Before I joined the Law Society, I was with the Ombudsman, where I was involved in setting up the Ombudsman’s intensified oversight of the Oranga Tamariki system. We worked on the legislation, and handled all the Ombudsman’s investigations in that area.
My roles with the Ombudsman covered such a wide range of law and policy, including all those constitutional and rule of law issues that are so exciting when public and international law are your thing. For me, this has always been immensely rewarding.
A passion for law reform
I joined the Law Society as Manager, Law Reform and Advocacy, because the work is varied and interesting and I get to make a real difference. We get to look at the law and new legislation and assess it to make sure it meets the principles of the rule of law and the administration of justice and ensuring there is access to justice for the ordinary person. Already, I am energised by the lawyers I’m meeting and working with, and the work that we are doing to improve the law and increase access to justice.
Once you have had the opportunity to positively impact law reform or successfully advocate for a systems issue to be resolved, you do get hooked. While most law in New Zealand involves a period of public consultation – and this is essential – we work hard at the Law Society to maintain relationships with government agencies, so that we can contribute early and effectively to the development of good law. It’s not always possible for the public to access and engage in consultation, so in everything we do, we have the public interest and administration of justice in mind.
I want to ensure that we have great committees, representative of the law profession and society, which are well placed to comment on issues that are important to the public. We are looking to increase our advocacy work, especially around access to justice.
How to get involved in Law Reform
My team and I support the Law Society’s Law Reform Committee and its specialist committees.
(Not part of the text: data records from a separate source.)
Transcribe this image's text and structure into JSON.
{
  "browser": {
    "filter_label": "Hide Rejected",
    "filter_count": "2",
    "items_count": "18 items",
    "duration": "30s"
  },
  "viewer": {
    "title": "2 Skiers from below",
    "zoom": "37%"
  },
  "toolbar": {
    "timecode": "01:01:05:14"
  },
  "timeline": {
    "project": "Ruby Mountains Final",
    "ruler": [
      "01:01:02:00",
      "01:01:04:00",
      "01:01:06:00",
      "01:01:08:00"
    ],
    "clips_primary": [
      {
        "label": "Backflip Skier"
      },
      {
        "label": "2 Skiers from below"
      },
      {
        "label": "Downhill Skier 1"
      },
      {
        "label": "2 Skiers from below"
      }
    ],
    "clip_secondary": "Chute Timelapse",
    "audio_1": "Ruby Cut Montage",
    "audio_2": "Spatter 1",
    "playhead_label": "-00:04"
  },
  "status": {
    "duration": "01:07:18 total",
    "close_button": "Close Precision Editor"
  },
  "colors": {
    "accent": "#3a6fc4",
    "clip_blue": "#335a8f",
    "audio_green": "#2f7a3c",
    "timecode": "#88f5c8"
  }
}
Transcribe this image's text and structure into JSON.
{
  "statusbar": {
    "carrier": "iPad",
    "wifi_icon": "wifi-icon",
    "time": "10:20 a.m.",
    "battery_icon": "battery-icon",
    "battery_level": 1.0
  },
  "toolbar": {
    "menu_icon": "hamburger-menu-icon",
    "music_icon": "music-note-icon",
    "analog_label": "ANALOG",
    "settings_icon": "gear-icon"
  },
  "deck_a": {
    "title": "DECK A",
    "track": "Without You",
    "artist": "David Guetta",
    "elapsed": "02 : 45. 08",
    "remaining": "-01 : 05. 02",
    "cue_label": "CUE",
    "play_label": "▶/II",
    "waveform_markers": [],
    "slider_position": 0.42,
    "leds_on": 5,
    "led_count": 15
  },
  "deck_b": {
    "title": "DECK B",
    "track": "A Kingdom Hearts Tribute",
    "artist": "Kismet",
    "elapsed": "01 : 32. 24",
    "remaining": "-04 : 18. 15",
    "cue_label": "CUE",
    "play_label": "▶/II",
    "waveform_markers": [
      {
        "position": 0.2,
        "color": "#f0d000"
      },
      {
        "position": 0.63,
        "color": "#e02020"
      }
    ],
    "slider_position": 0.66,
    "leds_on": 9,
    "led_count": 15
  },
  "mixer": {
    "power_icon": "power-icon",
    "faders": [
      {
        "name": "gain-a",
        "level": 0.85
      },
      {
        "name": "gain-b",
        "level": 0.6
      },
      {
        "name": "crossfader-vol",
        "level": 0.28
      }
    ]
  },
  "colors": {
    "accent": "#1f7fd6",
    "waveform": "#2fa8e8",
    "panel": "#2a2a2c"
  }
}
These are made up of volunteers who give an amazing amount of their time, expertise and energy to developing good law.
Appointments are made to the committees every two years. Being part of these committees allows lawyers to play an important role in law reform and is an excellent basis for professional development as well as collegiality and networking.
We are calling for applications from members and associate members of the Law Society right now. In fact, the deadline for applications is 5pm, Friday 30 July 2021 so get in quick.